As explained in the one reported Pennsylvania case deciding this issue, full performance of the covenant by the lessee would have given the lessors "a barn worth $7,500 at the time this suit was started. They would not have had a stone barn worth but $5,000 [its value as a result of the lessee's breach] plus upwards of $25,000 in cash. . . ." Giordano v. Brandywine Mushroom Corp., 32 Pa. D. & C. 2d 522, 525 (Chester Co. 1963). Recognizing that awarding cost of repairs would not only compensate the lessor but also result in the lessor receiving a large windfall, the court refused to award cost of repair damages. Id. at 525. Rather, the landlord was permitted to recover the diminution in the premises fair market value; that is, he recovered the damage to his reversionary interest. Id.
I agree that damages should be limited by the reduction in fair market value and conclude the Supreme Court of Pennsylvania would reach that same result.
My decision to limit cost of repair damages when they exceed the injury to the landlord's reversion is in accord with that of other jurisdictions deciding the issue. See, e.g., Associated Stations, Inc. v. Cedars Realty & Development Corp., 454 F.2d 184 (4th Cir. 1972); Bowes v. Saks & Co., 397 F.2d 113 (7th Cir. 1968); Missouri Baptist Hospital v. United States, 213 Ct. Cl. 505, 555 F.2d 290 (1977). These cases recognize the injustice that would result from a blind application of the cost of repair rule. See, e.g., Bowes, 397 F.2d at 117 (citing Giordano, 32 Pa. D. & C. 2d at 525-26). Furthermore, at least one court has given implicit recognition to the social detriment of diverting limited resources when the "expense for repairs would not be a reasonable, practical or economical method of dealing with the property." Crystal Concrete Corp. v. Town of Braintree, 309 Mass. 463, 470, 35 N.E. 2d 672, 675 (1941).
For all the above reasons, I feel limiting cost of repair damages when they exceed the diminution in the premises fair market value, is the better reasoned view.

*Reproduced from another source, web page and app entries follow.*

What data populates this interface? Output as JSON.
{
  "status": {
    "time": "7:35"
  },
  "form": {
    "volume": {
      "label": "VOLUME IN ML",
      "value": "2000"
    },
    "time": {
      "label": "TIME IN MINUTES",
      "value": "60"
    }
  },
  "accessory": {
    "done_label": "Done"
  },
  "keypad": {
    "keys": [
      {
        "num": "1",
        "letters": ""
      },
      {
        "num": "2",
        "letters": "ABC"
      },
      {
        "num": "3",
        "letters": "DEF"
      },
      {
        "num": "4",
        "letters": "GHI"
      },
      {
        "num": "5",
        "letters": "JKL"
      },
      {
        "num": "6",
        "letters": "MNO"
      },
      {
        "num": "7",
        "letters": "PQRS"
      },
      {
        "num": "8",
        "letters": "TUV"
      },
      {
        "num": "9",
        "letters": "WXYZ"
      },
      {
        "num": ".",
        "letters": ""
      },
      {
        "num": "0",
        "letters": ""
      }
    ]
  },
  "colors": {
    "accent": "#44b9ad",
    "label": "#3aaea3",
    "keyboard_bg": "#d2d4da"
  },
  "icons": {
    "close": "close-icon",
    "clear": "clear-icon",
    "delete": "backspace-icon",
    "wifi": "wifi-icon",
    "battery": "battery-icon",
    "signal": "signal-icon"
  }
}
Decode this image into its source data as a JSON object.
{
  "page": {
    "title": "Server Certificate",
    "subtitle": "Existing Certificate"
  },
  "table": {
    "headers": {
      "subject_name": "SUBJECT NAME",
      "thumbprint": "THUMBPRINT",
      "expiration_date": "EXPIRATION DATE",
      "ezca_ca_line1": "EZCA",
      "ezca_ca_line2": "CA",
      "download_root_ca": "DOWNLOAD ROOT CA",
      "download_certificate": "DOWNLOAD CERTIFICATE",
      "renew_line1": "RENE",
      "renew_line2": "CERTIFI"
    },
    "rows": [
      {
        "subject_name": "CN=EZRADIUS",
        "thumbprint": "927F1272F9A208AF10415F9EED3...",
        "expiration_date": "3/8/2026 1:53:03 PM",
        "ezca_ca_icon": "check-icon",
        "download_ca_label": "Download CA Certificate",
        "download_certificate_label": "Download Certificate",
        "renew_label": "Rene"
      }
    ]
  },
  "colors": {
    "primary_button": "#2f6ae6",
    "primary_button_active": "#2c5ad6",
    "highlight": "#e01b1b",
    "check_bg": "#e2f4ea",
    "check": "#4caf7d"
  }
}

AND NOW, this 9th day of July, 1984, it is hereby ordered that the damages recoverable by plaintiff shall be the lesser of the cost of repair and the diminution in the premises fair market value. It is further ordered that all discovery as to diminution in fair market value be completed within 90 days. On October 16, 1984, at 9:00 ...